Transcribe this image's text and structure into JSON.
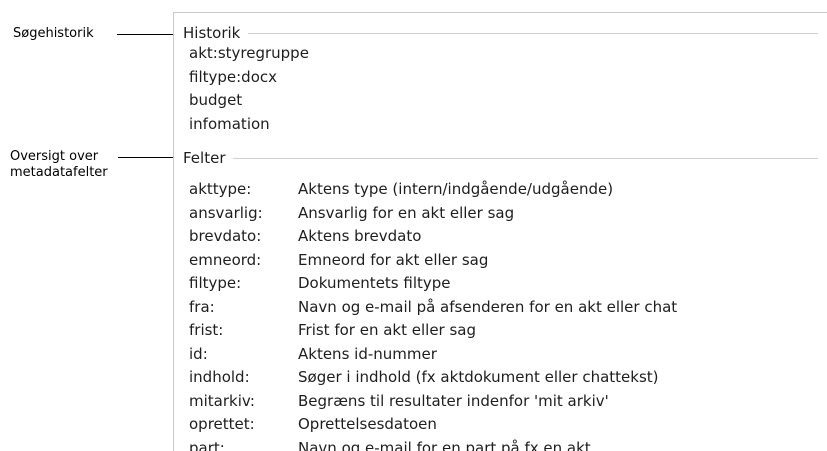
{
  "annotations": {
    "search_history": "Søgehistorik",
    "metadata_overview_line1": "Oversigt over",
    "metadata_overview_line2": "metadatafelter"
  },
  "history": {
    "title": "Historik",
    "items": [
      "akt:styregruppe",
      "filtype:docx",
      "budget",
      "infomation"
    ]
  },
  "fields": {
    "title": "Felter",
    "items": [
      {
        "key": "akttype:",
        "desc": "Aktens type (intern/indgående/udgående)"
      },
      {
        "key": "ansvarlig:",
        "desc": "Ansvarlig for en akt eller sag"
      },
      {
        "key": "brevdato:",
        "desc": "Aktens brevdato"
      },
      {
        "key": "emneord:",
        "desc": "Emneord for akt eller sag"
      },
      {
        "key": "filtype:",
        "desc": "Dokumentets filtype"
      },
      {
        "key": "fra:",
        "desc": "Navn og e-mail på afsenderen for en akt eller chat"
      },
      {
        "key": "frist:",
        "desc": "Frist for en akt eller sag"
      },
      {
        "key": "id:",
        "desc": "Aktens id-nummer"
      },
      {
        "key": "indhold:",
        "desc": "Søger i indhold (fx aktdokument eller chattekst)"
      },
      {
        "key": "mitarkiv:",
        "desc": "Begræns til resultater indenfor 'mit arkiv'"
      },
      {
        "key": "oprettet:",
        "desc": "Oprettelsesdatoen"
      },
      {
        "key": "part:",
        "desc": "Navn og e-mail for en part på fx en akt"
      }
    ]
  }
}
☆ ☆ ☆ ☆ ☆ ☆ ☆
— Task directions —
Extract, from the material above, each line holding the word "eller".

— Answer to this exercise —
        "desc": "Ansvarlig for en akt eller sag"
        "desc": "Emneord for akt eller sag"
        "desc": "Navn og e-mail på afsenderen for en akt eller chat"
        "desc": "Frist for en akt eller sag"
        "desc": "Søger i indhold (fx aktdokument eller chattekst)"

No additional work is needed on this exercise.